● Requirement
The job is to find each line of the records below that includes the word "title" and copy it.

● Records to use
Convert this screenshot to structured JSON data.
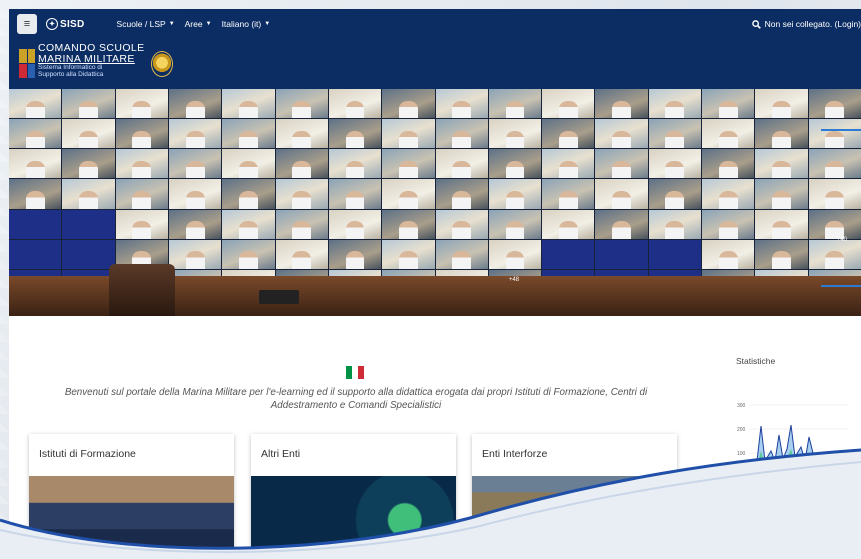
{
  "navbar": {
    "menu_toggle_icon": "menu-icon",
    "logo_text": "SISD",
    "menu": [
      {
        "label": "Scuole / LSP"
      },
      {
        "label": "Aree"
      },
      {
        "label": "Italiano (it)"
      }
    ],
    "login_text": "Non sei collegato. (Login)"
  },
  "brand": {
    "line1": "COMANDO SCUOLE",
    "line2": "MARINA MILITARE",
    "line3": "Sistema Informatico di",
    "line4": "Supporto alla Didattica"
  },
  "hero": {
    "badge1": "+48",
    "badge2": "+40"
  },
  "main": {
    "welcome": "Benvenuti sul portale della Marina Militare per l'e-learning ed il supporto alla didattica erogata dai propri Istituti di Formazione, Centri di Addestramento e Comandi Specialistici",
    "cards": [
      {
        "title": "Istituti di Formazione"
      },
      {
        "title": "Altri Enti"
      },
      {
        "title": "Enti Interforze"
      }
    ]
  },
  "statistics": {
    "label": "Statistiche",
    "ticks": [
      "300",
      "200",
      "100"
    ]
  },
  "colors": {
    "navbar_bg": "#0c2d63",
    "accent_blue": "#2b7bd4",
    "italy_green": "#009246",
    "italy_white": "#ffffff",
    "italy_red": "#ce2b37"
  }
}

● Result
        "title": "Istituti di Formazione"
        "title": "Altri Enti"
        "title": "Enti Interforze"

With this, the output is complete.